Johanna from “Green Gourmet Giraffe”  prepared artichoke muffins that she took  for a picnic at the zoo:

The preparation of  these Banana flowers chops brought back lovely childhood memories to Sukanya from “Saffron streaks” ,:

Janet from “The Taste Space” has been experimenting with variations of her recipes. I really enjoyed reading the creative process behind these beautiful Artichoke and Spinach Rice Paper Rolls with Lemon Rosemary Baked Tofu

Priya from “Priya’s easy and tasty recipes” – first experimented with artichoke calzone :

 

… and she liked this veggie so much, that she got inspired for two more recipes:

a very innovative artichoke and curry leaves chutney and…

and an equally innovative artichoke, potato and mushroom curry:

Nivedita from “Panfusine – Iyer’n Chef” was happily singing ABBA’s songs  and nearly choked of delight when she first tasted her artichoke masala vadai,

Did you know that artichoke existed in the Greek Mythology? Discover what happened to the beautiful Cynara  and enjoy these  delicious artichoke lasagna sent by  Ivy from “Kopiaste … to Greek Hospitality”  :

What about an Indo-Iranian fusion dish?

Malli from “Malli’s Mint and Mimosa” loves Iranian chelow kebabs and got inspired to prepare a vegetarian version using banana blossoms : check out her Iranian black bean Kebab with mocha :

Simona from  “Briciole”  is fan of  Italian artichokes, she prepared a hummus with artichoke, check her post to see  how many strands has the beautiful home-made challah bread she served with it…

Don’t be scared of fresh baby artichokes! Amy from “Savory moments” was nicely surprised on how easy it is to clean and trim them and she prepared these  delicious lemon and thyme braised baby artichokes:

Are you tempted to cook banana flowers but you are no sure on what is the edible part and how to extract it? Fear no more, Vijitha from “A Foodie in her cooking hat” has not only sent us this Banana Flower stir fry, she is also providing a thorough explanation on how to prepare the flowers.

Nawel from “Jeux d’épices et Saveurs” is proud to share the recipe of  “Artichoke, fava beans and dry tomatoes stir fry” , which will be featured next month in a French magazine. As her recipe was in French, the translation has been provided below the picture :

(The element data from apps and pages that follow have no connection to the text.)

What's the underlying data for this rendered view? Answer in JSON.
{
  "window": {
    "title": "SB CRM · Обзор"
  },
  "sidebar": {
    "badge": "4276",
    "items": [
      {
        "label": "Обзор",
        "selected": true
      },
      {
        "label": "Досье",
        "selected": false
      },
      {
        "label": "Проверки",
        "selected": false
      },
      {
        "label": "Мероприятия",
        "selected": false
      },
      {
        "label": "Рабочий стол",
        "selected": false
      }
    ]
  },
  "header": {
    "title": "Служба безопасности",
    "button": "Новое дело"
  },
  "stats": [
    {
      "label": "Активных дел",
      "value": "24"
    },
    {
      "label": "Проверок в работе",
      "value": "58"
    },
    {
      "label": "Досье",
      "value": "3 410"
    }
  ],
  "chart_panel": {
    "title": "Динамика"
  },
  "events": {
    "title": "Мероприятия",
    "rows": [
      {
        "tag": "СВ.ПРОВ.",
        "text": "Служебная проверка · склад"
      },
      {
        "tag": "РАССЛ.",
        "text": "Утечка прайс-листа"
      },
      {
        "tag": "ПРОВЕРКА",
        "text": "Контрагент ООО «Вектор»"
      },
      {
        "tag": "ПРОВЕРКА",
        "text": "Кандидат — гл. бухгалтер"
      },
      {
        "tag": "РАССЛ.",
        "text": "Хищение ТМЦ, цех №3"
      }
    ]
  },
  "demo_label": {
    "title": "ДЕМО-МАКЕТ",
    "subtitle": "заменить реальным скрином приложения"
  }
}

Ingredients for  4 servings
1 shallot
2 cloves garlic
280 g peeled frozen fava beans
4-5 frozen artichoke hearts
130 g chickpeas
5 sun-dried tomatoes in olive oil
1 tsp cumin powder
½ tsp strong or mild paprika
½ bunch chopped fresh cilantro
2 tbsp chopped parsley
2 ½  tbsp olive oil
100 ml water
Salt and pepper
Method:
Cut artichoke hearts into quarters. Cut the sun-dried tomatoes in three.
Peel the shallot and chop it finely. Peel the garlic cloves and crush them.
Heat the olive oil in a pan, on low heat and add the shallot.
Fry for 1 minute. Add the artichokes, beans, chickpeas, sun-dried tomatoes, herbs, salt and pepper.
Stir and simmer for 5 minutes, stirring regularly.
Add the cold water, stir and add the spices.
Cover and simmer over low heat for 10 more minutes.

And finally, voilà your Sweet Artichoke’s artichoke recipes….

An artichoke and chickpeas curry, that can be eaten cold as salad, which is really great when you have left overs… (here)

… a rather unusual way of eating artichokes, as filling for these savoury hazelnut sandwich cookies (here)

and,  from Sweet Artichoke’s archives:

I had celebrated my 100th post with an artichoke tapenade, which was also my first posted recipe with artichokes!

I did not come back from our trip to Roma with designer shoes or clothes, but with fresh Roman artichokes, bought at one of the local market… delicious in these pasta ai carciofi (here)

By now, I do hope that you are feeling hungry…. and tempted by these goodies….

It is my pleasure to announce the lucky winners of the two books:

*drums rolling….*

I first prepared an alphabetical list of all participants:

Then I went on http://www.randomizer.org:

which drew number 11 and number 8.

Congratulations to Vijitha and Priya!

Please send me your contact details at:  sweetartichoke@gmail.com